if any other programs had done some work on this, and if so, whether they
would help us out.
Director of Residential Operations
Germaine Lawrence Inc.
I'm senior author on a government funded national study here in Ireland (along with Brody Cameron, Susan McKenna and Ashling Duggan Jackson) looking at gender takeup issues in child and youth care with a particular focus on males. We're doing focus groups in five Irish Colleges and distributing 500 questionnaires. Results should be complete in October of this year and we would be happy to share the findings with you. I wrote a paper on CYC-Net titled Males: An Endangered Species in Child and Youth Care** and that's exactly the landscape in Ireland at the moment. In out pilot study we found only 4.1% males studying child and youth care across Certificate, Diploma and Degree programmes in a major training college. Good luck...
Niall C. McElwee, PhD.
I'm not sure what kind of problems you are referring to regarding men working with female clients [and co-staff], but I can guess. I have been in that situation myself. I noticed that there is a tremendous need among kids for attention from men. The same kids who want that attention have reasons to mistrust men, as it is men who have abandoned them more times. I try to be as predictable to those kids as possible, making great effort to be a few minutes early for scheduled visits, for example.
Many clients, more often females, have been molested by males who were in a trust relationship. This has awakened their sexuality, and attuned it to be indiscriminately receptive and/or aggressive. These girls misinterpret affection from male staff at times, and yet, still need large doses of non-sexual affection in order to de-sexualize touch, and reclaim/rebuild a healthy orientation. They also need to be trained to have appropriate boundaries.
The strong need for male staff to model both good
boundaries and therapeutic touch is complicated by the prospect of
allegations which a client can make either in malice or misunderstanding.
Some group-care facilities handle this problem by adopting a "no-touch"
policy. I challenge that policy for group-care because I think it puts the
[legal] needs of the worker ahead of the child, and leaves the tail wagging
Perhaps you smell a compromise coming... I hope there is a good solution to this problem. I have a few thoughts to throw into the ring. It may be possible to satisfy the worker's need for legal protection and the child's need for affection by making wise choices about the manner in which we demonstrate that affection.
1] Limit touch to age-appropriate styles. Physical play
should be different with a 7-yr-old than with a 17-yr-old. [Duh]
2] Pick your locations wisely.
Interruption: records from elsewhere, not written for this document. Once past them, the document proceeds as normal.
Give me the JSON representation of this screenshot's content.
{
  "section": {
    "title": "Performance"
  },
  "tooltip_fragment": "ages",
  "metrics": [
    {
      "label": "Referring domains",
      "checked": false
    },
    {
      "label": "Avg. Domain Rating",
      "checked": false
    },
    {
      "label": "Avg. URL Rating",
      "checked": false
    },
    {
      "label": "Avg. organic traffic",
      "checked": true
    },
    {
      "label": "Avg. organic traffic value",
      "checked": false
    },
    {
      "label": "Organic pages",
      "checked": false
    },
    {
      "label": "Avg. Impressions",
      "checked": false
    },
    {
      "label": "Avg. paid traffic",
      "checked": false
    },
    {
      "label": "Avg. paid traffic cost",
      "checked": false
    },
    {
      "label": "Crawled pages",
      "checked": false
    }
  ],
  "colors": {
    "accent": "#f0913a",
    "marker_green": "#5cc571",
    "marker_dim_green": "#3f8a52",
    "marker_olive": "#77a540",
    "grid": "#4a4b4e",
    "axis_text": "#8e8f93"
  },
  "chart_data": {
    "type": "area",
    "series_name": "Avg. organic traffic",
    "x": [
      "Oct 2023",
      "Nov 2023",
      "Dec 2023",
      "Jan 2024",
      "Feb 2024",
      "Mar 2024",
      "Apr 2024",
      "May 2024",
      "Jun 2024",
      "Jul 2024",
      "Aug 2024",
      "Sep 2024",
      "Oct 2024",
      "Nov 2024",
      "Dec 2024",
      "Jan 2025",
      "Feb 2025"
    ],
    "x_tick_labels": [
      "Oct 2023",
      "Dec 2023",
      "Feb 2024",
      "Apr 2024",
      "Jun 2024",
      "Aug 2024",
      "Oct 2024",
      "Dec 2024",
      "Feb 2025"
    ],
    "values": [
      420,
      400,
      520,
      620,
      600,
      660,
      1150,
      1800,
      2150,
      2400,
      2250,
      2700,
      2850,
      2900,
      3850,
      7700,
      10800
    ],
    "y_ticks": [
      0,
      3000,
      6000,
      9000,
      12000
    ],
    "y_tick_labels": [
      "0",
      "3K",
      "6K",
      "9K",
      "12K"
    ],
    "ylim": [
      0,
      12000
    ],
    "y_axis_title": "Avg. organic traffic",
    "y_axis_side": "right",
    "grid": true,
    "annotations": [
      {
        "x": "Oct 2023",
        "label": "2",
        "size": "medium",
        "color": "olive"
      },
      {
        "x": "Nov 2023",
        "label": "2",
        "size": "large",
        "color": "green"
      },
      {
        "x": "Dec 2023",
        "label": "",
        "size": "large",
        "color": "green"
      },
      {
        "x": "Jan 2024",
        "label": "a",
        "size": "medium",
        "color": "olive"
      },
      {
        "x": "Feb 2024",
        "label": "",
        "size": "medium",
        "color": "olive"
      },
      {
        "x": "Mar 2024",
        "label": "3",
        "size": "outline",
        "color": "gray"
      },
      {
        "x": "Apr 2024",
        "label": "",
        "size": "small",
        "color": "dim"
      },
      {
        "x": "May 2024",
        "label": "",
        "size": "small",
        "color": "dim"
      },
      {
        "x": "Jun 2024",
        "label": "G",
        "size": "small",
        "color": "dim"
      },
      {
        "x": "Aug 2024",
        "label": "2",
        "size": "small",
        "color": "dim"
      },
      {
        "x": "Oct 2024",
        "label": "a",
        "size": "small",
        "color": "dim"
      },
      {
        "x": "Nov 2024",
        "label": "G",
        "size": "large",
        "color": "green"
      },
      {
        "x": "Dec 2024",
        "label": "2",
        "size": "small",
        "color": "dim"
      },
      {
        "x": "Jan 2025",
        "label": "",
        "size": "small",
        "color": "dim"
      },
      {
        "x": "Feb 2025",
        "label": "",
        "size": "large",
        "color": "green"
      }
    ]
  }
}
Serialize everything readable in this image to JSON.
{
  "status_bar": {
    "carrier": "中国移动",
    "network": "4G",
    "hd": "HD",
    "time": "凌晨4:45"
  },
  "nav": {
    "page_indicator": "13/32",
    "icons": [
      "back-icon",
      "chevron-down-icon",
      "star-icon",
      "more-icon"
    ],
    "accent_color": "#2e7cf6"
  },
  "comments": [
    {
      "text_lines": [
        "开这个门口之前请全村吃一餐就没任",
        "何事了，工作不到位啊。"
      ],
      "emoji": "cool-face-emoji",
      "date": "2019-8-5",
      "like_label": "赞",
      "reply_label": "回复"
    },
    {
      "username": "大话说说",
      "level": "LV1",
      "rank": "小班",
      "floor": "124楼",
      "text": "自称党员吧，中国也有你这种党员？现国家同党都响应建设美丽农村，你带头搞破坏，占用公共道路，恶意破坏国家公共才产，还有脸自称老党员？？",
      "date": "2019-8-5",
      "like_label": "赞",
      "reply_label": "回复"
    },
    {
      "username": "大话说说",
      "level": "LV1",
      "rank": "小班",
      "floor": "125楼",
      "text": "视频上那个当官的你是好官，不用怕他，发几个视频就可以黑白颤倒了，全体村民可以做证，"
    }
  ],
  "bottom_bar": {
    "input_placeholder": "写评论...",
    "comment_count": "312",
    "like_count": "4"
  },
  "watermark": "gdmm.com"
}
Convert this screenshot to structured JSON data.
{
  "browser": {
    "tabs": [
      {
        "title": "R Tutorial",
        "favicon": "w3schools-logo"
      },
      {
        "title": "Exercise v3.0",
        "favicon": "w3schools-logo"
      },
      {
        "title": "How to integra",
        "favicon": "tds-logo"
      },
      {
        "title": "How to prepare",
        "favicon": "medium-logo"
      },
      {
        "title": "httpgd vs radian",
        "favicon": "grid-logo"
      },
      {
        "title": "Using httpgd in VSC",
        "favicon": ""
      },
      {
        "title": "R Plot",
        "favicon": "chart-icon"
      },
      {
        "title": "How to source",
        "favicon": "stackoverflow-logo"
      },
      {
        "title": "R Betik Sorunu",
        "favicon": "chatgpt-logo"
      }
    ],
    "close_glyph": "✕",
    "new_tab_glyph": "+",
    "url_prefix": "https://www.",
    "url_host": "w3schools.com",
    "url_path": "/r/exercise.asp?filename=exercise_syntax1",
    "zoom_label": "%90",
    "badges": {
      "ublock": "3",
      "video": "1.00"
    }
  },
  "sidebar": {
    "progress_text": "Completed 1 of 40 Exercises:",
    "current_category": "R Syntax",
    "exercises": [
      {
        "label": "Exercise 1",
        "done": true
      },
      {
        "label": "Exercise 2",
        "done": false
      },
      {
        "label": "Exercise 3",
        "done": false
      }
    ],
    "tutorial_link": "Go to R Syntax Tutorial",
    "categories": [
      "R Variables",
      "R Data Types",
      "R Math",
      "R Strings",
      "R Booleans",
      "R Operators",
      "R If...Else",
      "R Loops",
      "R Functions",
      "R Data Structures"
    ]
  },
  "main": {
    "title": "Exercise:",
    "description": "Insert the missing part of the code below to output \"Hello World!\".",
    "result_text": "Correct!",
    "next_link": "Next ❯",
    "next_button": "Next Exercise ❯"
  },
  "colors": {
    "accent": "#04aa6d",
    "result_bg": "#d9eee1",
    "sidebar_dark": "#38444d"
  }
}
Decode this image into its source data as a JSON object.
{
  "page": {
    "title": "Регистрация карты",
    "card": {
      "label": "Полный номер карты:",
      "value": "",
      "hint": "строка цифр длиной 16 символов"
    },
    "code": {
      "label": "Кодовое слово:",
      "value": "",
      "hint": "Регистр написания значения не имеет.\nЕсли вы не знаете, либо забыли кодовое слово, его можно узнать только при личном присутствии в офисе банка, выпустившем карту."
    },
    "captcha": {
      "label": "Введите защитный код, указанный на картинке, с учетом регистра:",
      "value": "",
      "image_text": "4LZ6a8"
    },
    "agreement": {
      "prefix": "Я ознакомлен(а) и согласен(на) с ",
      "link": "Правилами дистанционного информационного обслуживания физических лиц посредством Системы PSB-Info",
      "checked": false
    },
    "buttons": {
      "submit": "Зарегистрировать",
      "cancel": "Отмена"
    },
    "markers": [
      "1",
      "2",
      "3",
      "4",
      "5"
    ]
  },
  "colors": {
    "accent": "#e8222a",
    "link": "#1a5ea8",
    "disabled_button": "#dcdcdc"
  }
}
It would be unwise, for instance, to spend much time waking a girl in her bedroom, even with the door open.
3] Hugs, grooming, or play should have the consent of the child.
4] With hostile clients, or those with a history of allegations, it would be smart to have other staff around when in close proximity.
I guess I skipped over the question of re-traumatizing sexually-abused children, even by non-sexual touch that they initiate or welcome: Is it presumptuous of me to assume that some internal struggles may be a necessary part of reclaiming a healthy sexual identity? Sexualised children need to learn that not everything is sexual.
I have heard that a way of reducing a girl's likelihood of future promiscuity is for her to get lots of affection, particularly from her father. I have heard of numerous studies which link fatherly affection of daughters to a plethora of benefits to the girls. I am making the leap that workers can stand in that gap, to some extent, when the father is absent.
Let me know how your research goes please...
P.S. What are the stats in Canada regarding CYC's and allegations of abuse?
Hey, I found this great model for team building called Partnership Accountability that comes out of the Dulwiche Center (I think in New Zealand) written by Rob Hall. It is really amazing to look at this model in terms of building team support when there are different levels of group power tracing the arenas that we work in. The basic premise is to give voice and power to disempowered and even neglected or disempowered groups. It is focused on how to overcome sexism in the workplace but I have applied it to conflicts in which a group of individuals were controlling air-time and decision making in Teaming sessions by setting up a model that we could all plug into and change our roles. IT honors reflective listening and is very solution oriented. You could say that is a very "pro-feminist" model of communication and relationship building.
Check it out.
Sounds very interesting Peter. Our organization mimics the macro system in a micro way – it brings an interesting focus to the challenges presented to the child & youth field in general – can you provide more information about how, where to access this information – on the net? phone numbers? publishers? agencies?